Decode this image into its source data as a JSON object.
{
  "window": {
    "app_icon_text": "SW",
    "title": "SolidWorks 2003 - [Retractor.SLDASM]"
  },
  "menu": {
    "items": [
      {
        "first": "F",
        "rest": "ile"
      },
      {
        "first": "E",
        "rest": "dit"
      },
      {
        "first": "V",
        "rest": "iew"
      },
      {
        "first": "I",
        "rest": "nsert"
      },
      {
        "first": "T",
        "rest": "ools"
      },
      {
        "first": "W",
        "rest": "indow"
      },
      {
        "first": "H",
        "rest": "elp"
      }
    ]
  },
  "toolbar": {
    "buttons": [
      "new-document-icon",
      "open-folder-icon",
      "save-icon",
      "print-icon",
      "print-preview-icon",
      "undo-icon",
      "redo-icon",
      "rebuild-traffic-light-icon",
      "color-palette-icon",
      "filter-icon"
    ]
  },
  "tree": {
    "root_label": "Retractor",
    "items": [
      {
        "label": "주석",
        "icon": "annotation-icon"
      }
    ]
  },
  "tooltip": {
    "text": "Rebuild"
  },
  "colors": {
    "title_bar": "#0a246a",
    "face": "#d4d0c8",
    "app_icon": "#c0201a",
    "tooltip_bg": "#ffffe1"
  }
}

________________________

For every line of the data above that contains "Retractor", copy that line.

→ Your response:
    "title": "SolidWorks 2003 - [Retractor.SLDASM]"
    "root_label": "Retractor",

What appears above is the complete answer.